|Also, these get fucked up real fast.|
A couple, three weeks back, I posted a poll on twitter that gave a quartet of projected overall records (e.g., 6-5-3, 4-7-3, 8-2-4, etc.) with which the Portland Timbers would see out the 2017 season. I don’t remember the exact numbers (and that tweet lies buried beneath an avalanche of anti-Trumpublican venting), but I landed on each of those projections by going through the rest of Portland’s schedule and divining results based on the opposition, the venue for each game, and some vague potential plotlines for each opposing team going forward. I felt like science, people (if only social science).

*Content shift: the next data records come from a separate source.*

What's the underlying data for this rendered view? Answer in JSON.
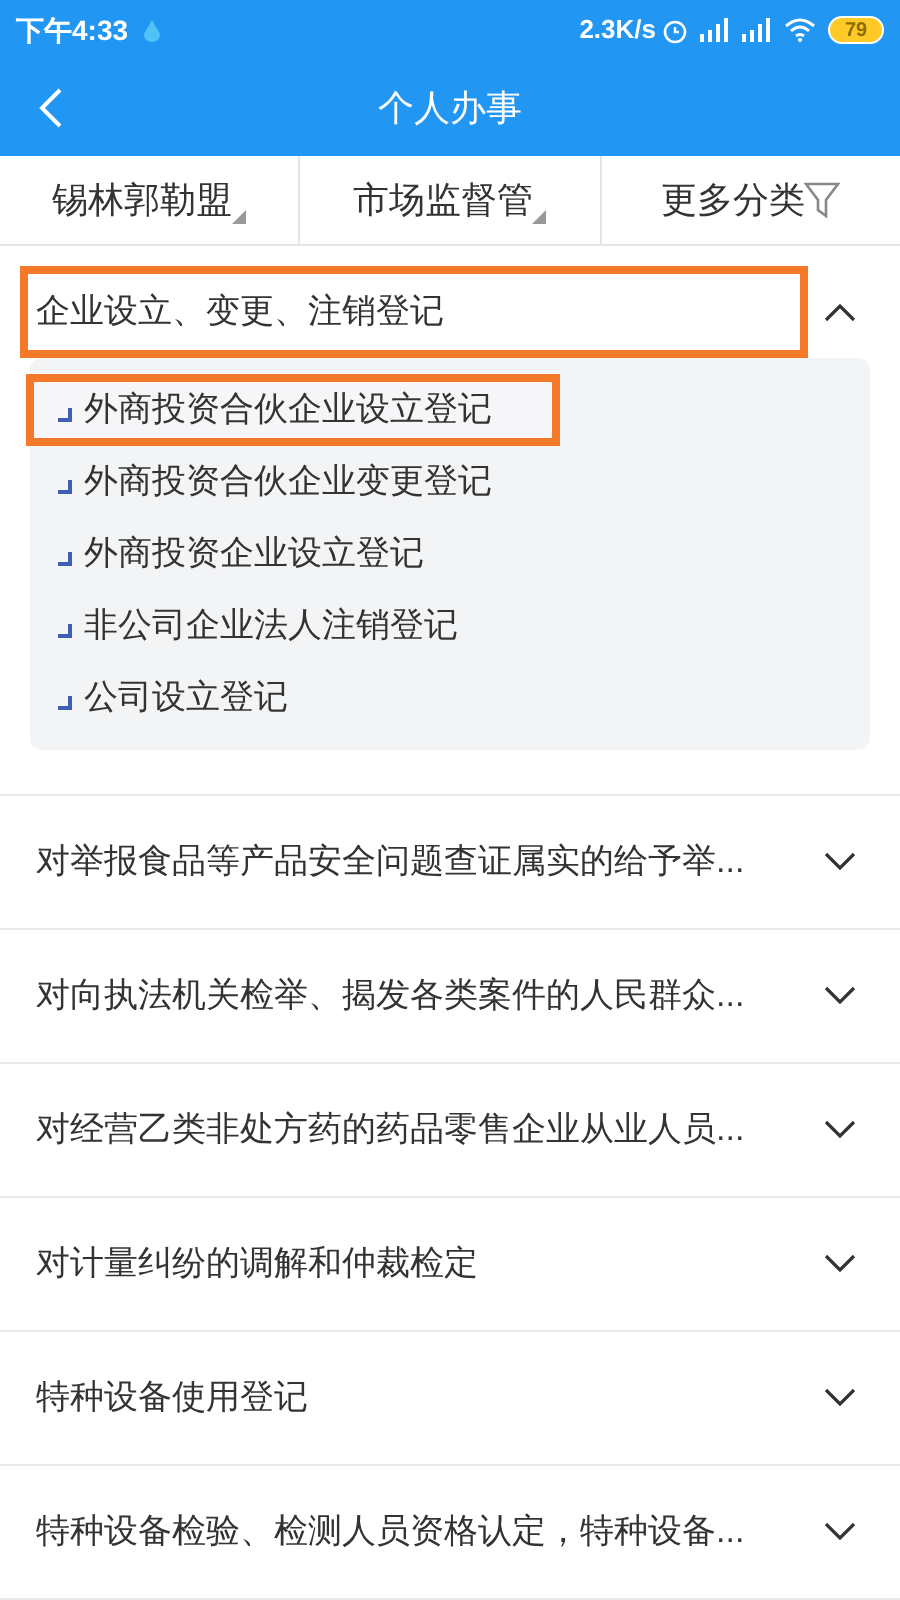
{
  "status_bar": {
    "time": "下午4:33",
    "speed": "2.3K/s",
    "battery": "79"
  },
  "header": {
    "title": "个人办事"
  },
  "filters": [
    {
      "label": "锡林郭勒盟",
      "kind": "dropdown"
    },
    {
      "label": "市场监督管",
      "kind": "dropdown"
    },
    {
      "label": "更多分类",
      "kind": "filter"
    }
  ],
  "sections": [
    {
      "title": "企业设立、变更、注销登记",
      "expanded": true,
      "highlighted": true,
      "items": [
        {
          "label": "外商投资合伙企业设立登记",
          "highlighted": true
        },
        {
          "label": "外商投资合伙企业变更登记",
          "highlighted": false
        },
        {
          "label": "外商投资企业设立登记",
          "highlighted": false
        },
        {
          "label": "非公司企业法人注销登记",
          "highlighted": false
        },
        {
          "label": "公司设立登记",
          "highlighted": false
        }
      ]
    },
    {
      "title": "对举报食品等产品安全问题查证属实的给予举...",
      "expanded": false,
      "highlighted": false
    },
    {
      "title": "对向执法机关检举、揭发各类案件的人民群众...",
      "expanded": false,
      "highlighted": false
    },
    {
      "title": "对经营乙类非处方药的药品零售企业从业人员...",
      "expanded": false,
      "highlighted": false
    },
    {
      "title": "对计量纠纷的调解和仲裁检定",
      "expanded": false,
      "highlighted": false
    },
    {
      "title": "特种设备使用登记",
      "expanded": false,
      "highlighted": false
    },
    {
      "title": "特种设备检验、检测人员资格认定，特种设备...",
      "expanded": false,
      "highlighted": false
    }
  ]
}
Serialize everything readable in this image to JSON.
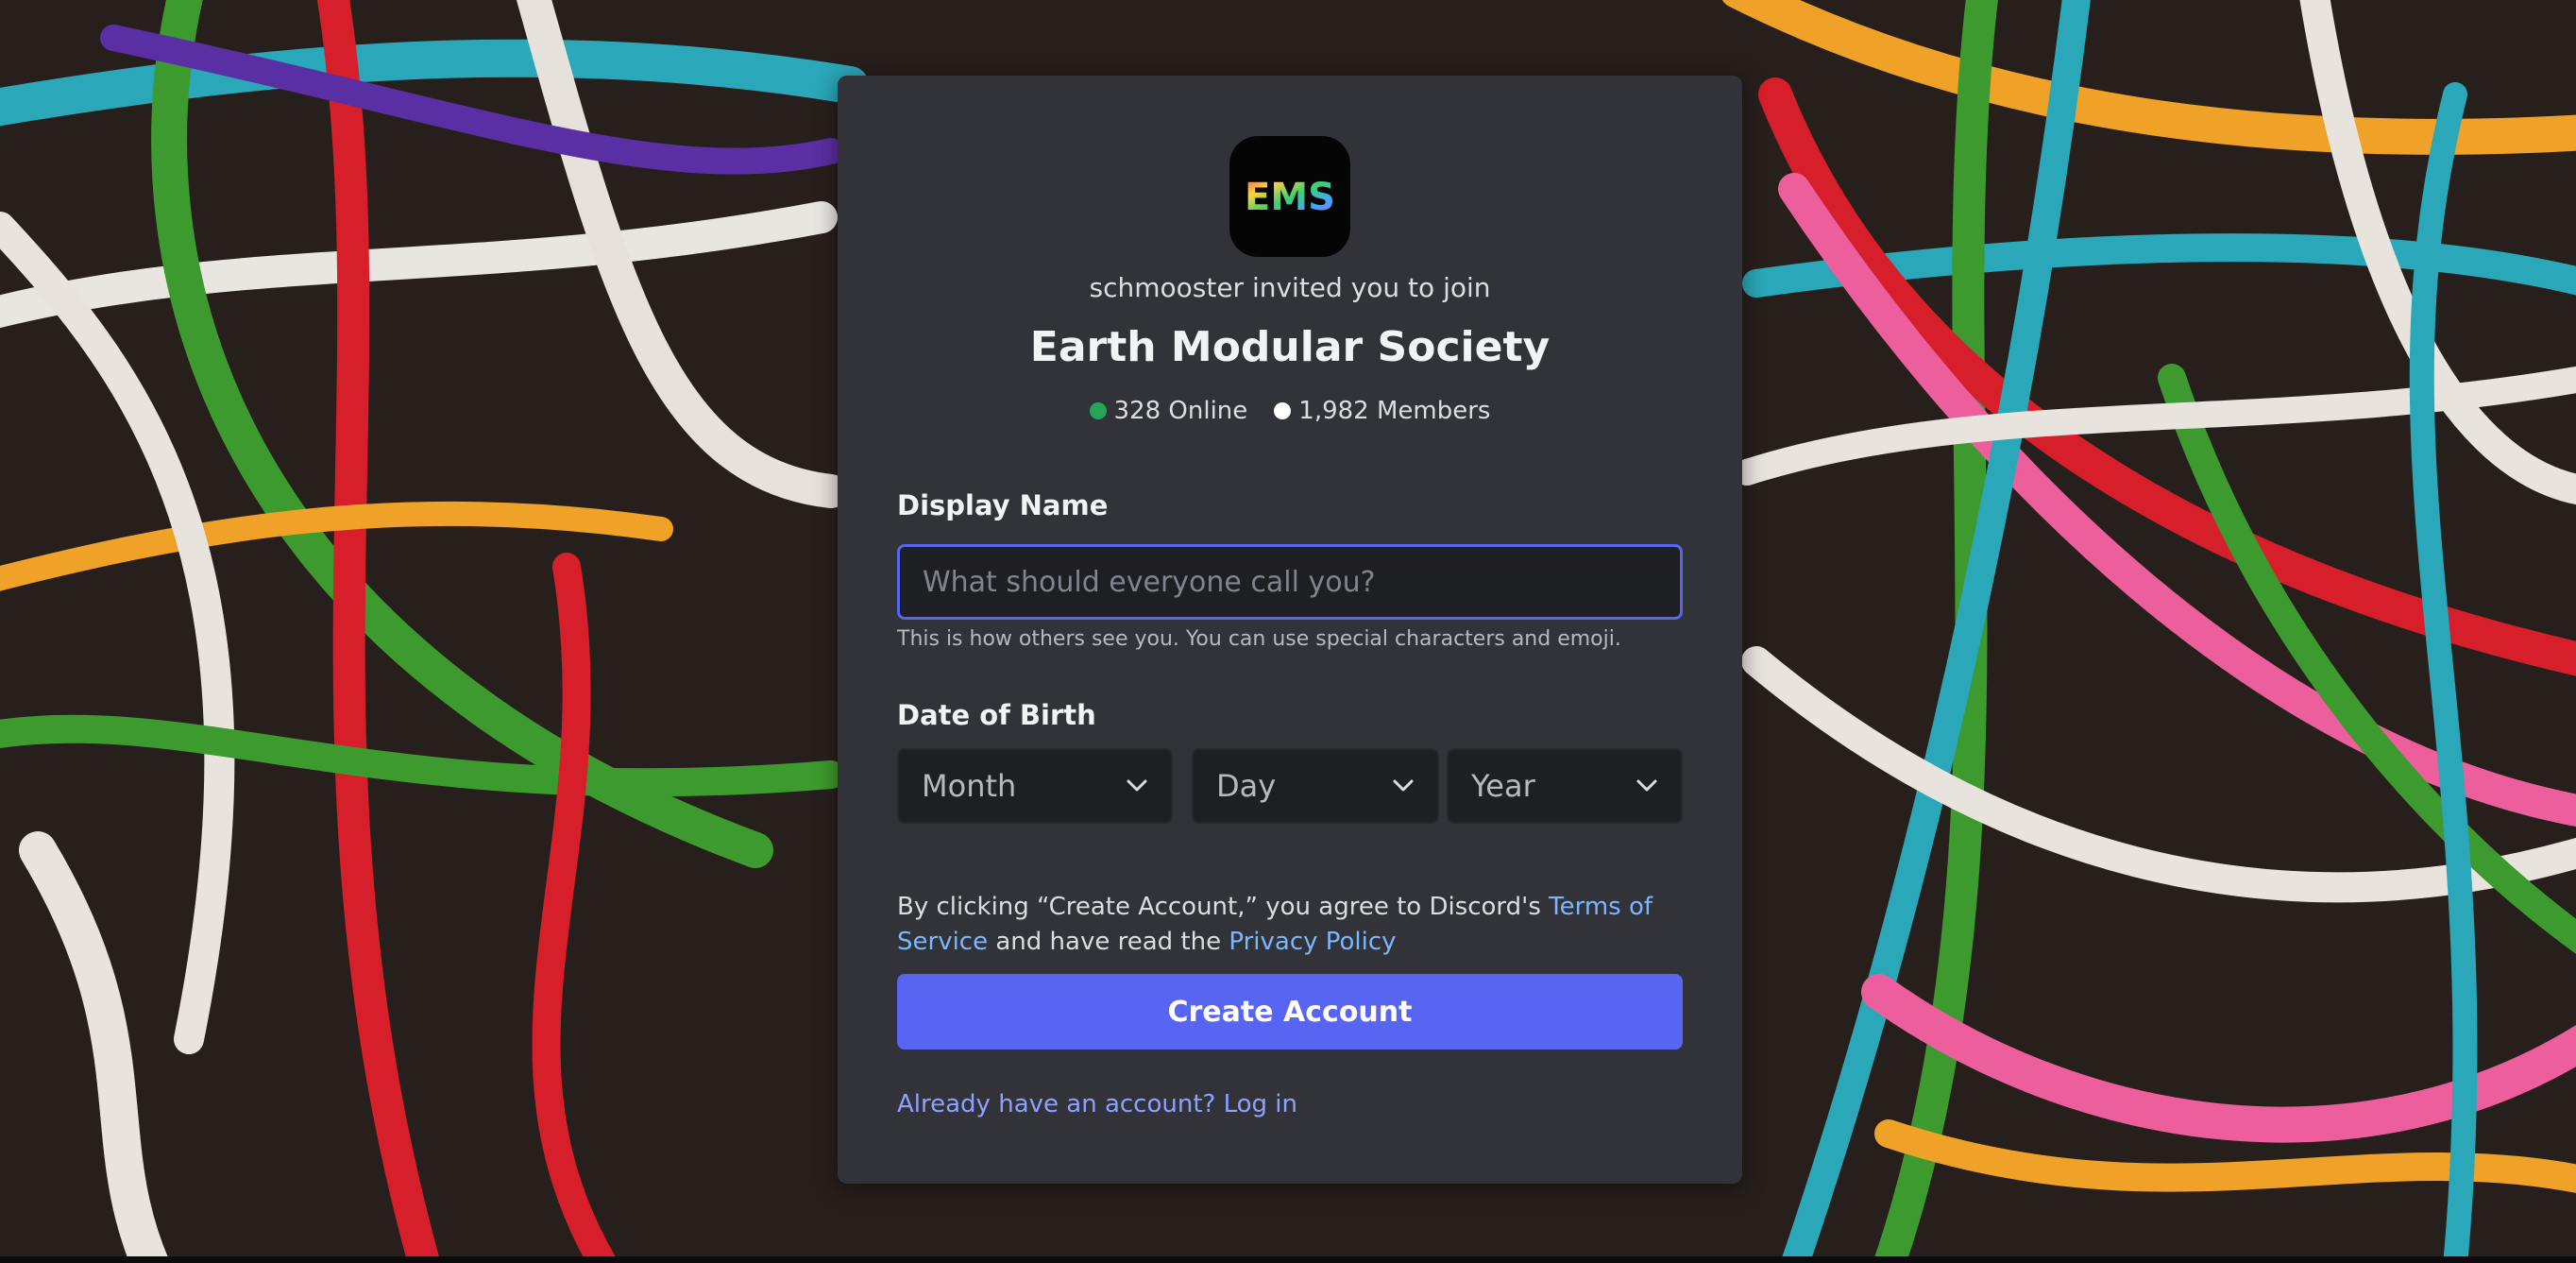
{
  "invite": {
    "icon_text": "EMS",
    "inviter_line": "schmooster invited you to join",
    "server_name": "Earth Modular Society",
    "online": "328 Online",
    "members": "1,982 Members"
  },
  "form": {
    "display_name_label": "Display Name",
    "display_name_placeholder": "What should everyone call you?",
    "display_name_value": "",
    "display_name_hint": "This is how others see you. You can use special characters and emoji.",
    "dob_label": "Date of Birth",
    "month_placeholder": "Month",
    "day_placeholder": "Day",
    "year_placeholder": "Year"
  },
  "legal": {
    "prefix": "By clicking “Create Account,” you agree to Discord's ",
    "terms_link": "Terms of Service",
    "middle": " and have read the ",
    "privacy_link": "Privacy Policy"
  },
  "actions": {
    "create_account": "Create Account",
    "login_link": "Already have an account? Log in"
  },
  "colors": {
    "accent": "#5865f2",
    "online_dot": "#23a55a",
    "members_dot": "#ffffff",
    "modal_bg": "#313338",
    "input_bg": "#1e1f22",
    "link": "#00a8fc"
  },
  "icons": {
    "dropdown": "chevron-down-icon",
    "online_status": "online-dot-icon",
    "members_status": "members-dot-icon"
  }
}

How’d I do so far? I had the home game against Real Salt Lake carved in stone as an easy Portland win (violently nope!), and yesterday’s draw against the Houston Dynamo as a certain loss – both of those across all scenarios. As for the road win against the Vancouver Whitecaps, I put that down as either a loss or a draw, so…yeah, fucking psychic over here. If anyone out there wants help picking the ponies, I offer reasonable hourly rates. (A friend helpfully pointed out that I got the total number of points over the past three games right at least – four points out of nine.)
If I sound less confident than I used to over the past couple seasons about what’s happening with the Timbers, I guess my rebuttal is, can you blame me? If this team played soccer like it thwarts expectations, they’d win the triple every year.

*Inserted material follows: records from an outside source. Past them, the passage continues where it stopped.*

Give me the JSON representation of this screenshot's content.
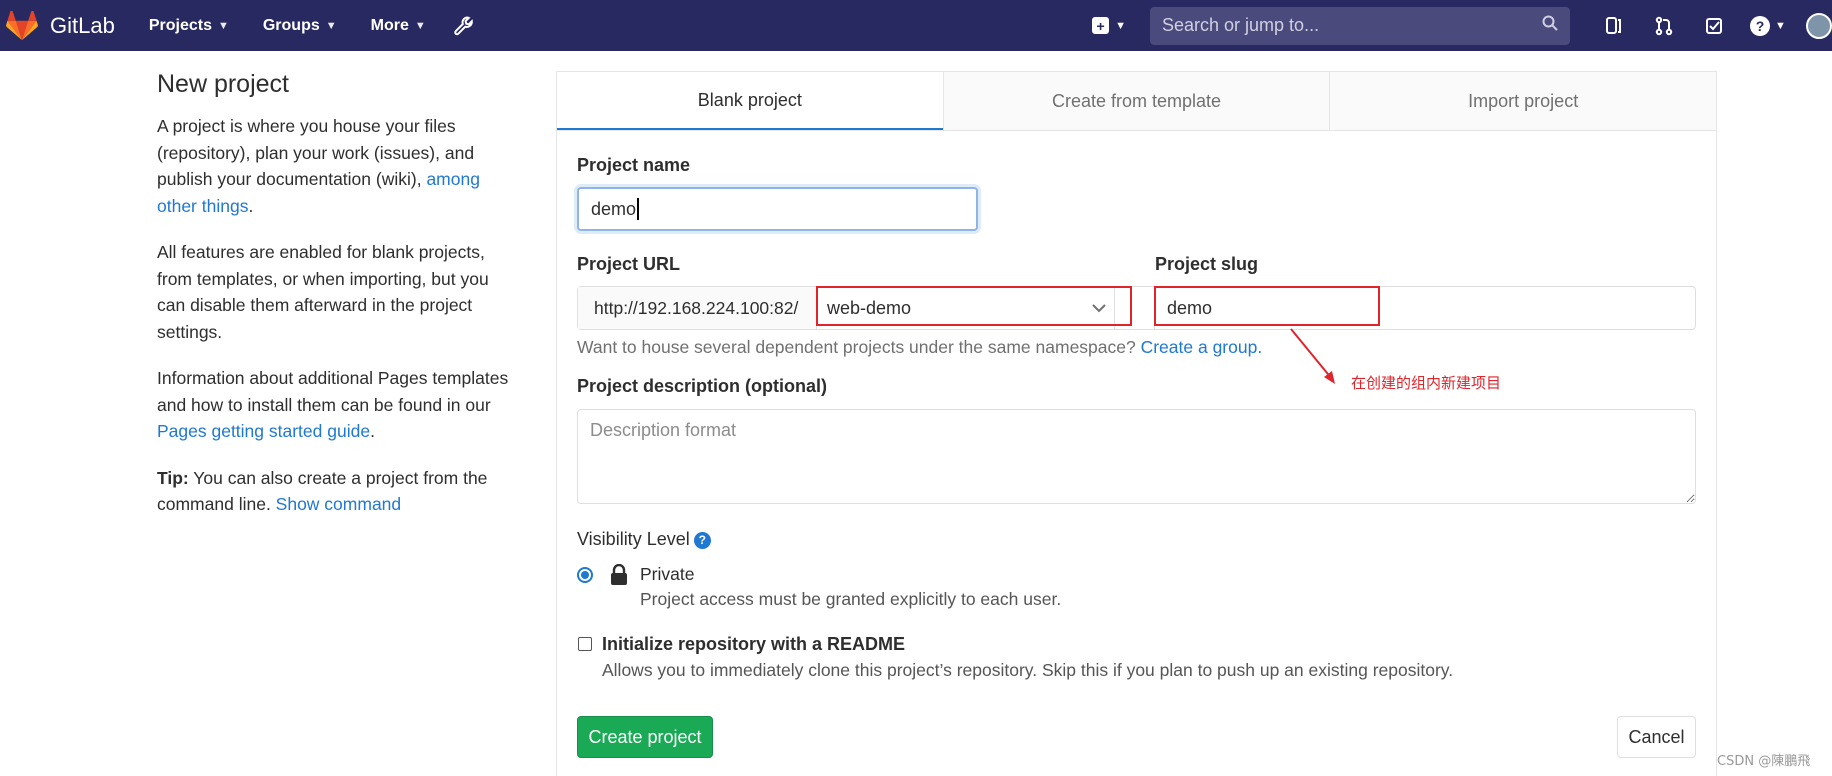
{
  "nav": {
    "brand": "GitLab",
    "projects": "Projects",
    "groups": "Groups",
    "more": "More",
    "search_placeholder": "Search or jump to..."
  },
  "sidebar": {
    "title": "New project",
    "p1_text": "A project is where you house your files (repository), plan your work (issues), and publish your documentation (wiki), ",
    "p1_link": "among other things",
    "p1_end": ".",
    "p2": "All features are enabled for blank projects, from templates, or when importing, but you can disable them afterward in the project settings.",
    "p3_text": "Information about additional Pages templates and how to install them can be found in our ",
    "p3_link": "Pages getting started guide",
    "p3_end": ".",
    "tip_label": "Tip:",
    "tip_text": " You can also create a project from the command line. ",
    "tip_link": "Show command"
  },
  "tabs": [
    "Blank project",
    "Create from template",
    "Import project"
  ],
  "form": {
    "name_label": "Project name",
    "name_value": "demo",
    "url_label": "Project URL",
    "url_prefix": "http://192.168.224.100:82/",
    "namespace": "web-demo",
    "slug_label": "Project slug",
    "slug_value": "demo",
    "help_text": "Want to house several dependent projects under the same namespace? ",
    "help_link": "Create a group.",
    "desc_label": "Project description (optional)",
    "desc_placeholder": "Description format",
    "visibility_label": "Visibility Level",
    "private_label": "Private",
    "private_help": "Project access must be granted explicitly to each user.",
    "readme_label": "Initialize repository with a README",
    "readme_help": "Allows you to immediately clone this project’s repository. Skip this if you plan to push up an existing repository.",
    "create_button": "Create project",
    "cancel_button": "Cancel"
  },
  "annotation": "在创建的组内新建项目",
  "watermark": "CSDN @陳鵬飛"
}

As for yesterday, the best excuse I can offer for a bogus (and silent) “Lock of the Week” prediction was that the Dynamo team I expected didn’t show up. Part of that had to do with the twin Honduran terrors – Alberth Elis and Romell Quioto – starting the game on the bench. Portland countered with a line-up close enough to its starting eleven – and that’s even with Lawrence Olum starting in central defense (more later), and Darlington Nagbe and Sebastian Blanco starting on, at least what I assumed were the opposite of their usual assignments in the 4-2-3-1.

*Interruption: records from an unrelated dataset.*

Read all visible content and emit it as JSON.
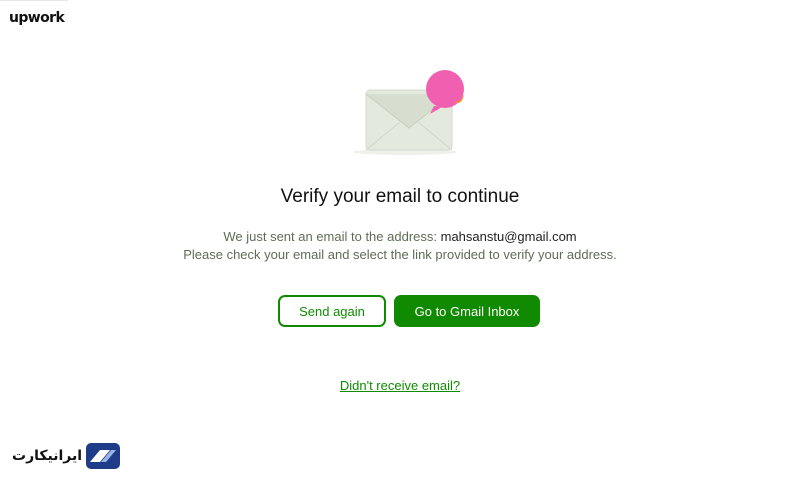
{
  "brand": {
    "logo_text": "upwork"
  },
  "page": {
    "title": "Verify your email to continue",
    "message_prefix": "We just sent an email to the address: ",
    "email": "mahsanstu@gmail.com",
    "message_line2": "Please check your email and select the link provided to verify your address."
  },
  "actions": {
    "send_again": "Send again",
    "go_to_inbox": "Go to Gmail Inbox",
    "didnt_receive": "Didn't receive email?"
  },
  "watermark": {
    "text": "ایرانیکارت"
  },
  "colors": {
    "accent": "#108a00",
    "envelope": "#e4e9dd",
    "bubble": "#f15fb0"
  },
  "icons": {
    "envelope": "envelope-icon",
    "notification": "notification-bubble-icon"
  }
}
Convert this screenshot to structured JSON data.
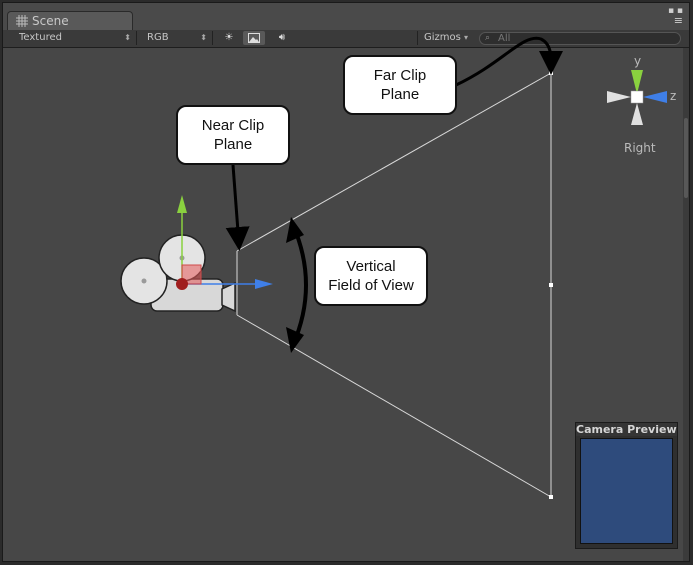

The Timbers opened the game strong (literally; just re-watched the condensed game and the team held possession through Nagbe’s opening shot inside the first minute), and they continued to find one another in space all the way to Diego Valeri’s opening goal. Some bad defending provided either the secondary or primary assist (Zarek Valentin fed Valeri, but, holy shit, did Leonardo make at least one terrible decision in playing that pass), but the Timbers earned that one. The team looked comfortable most of the evening, especially on the ball; the passing was respectably crisp and all concerned looked lively in spite of Houston’s sticky East Texas heat.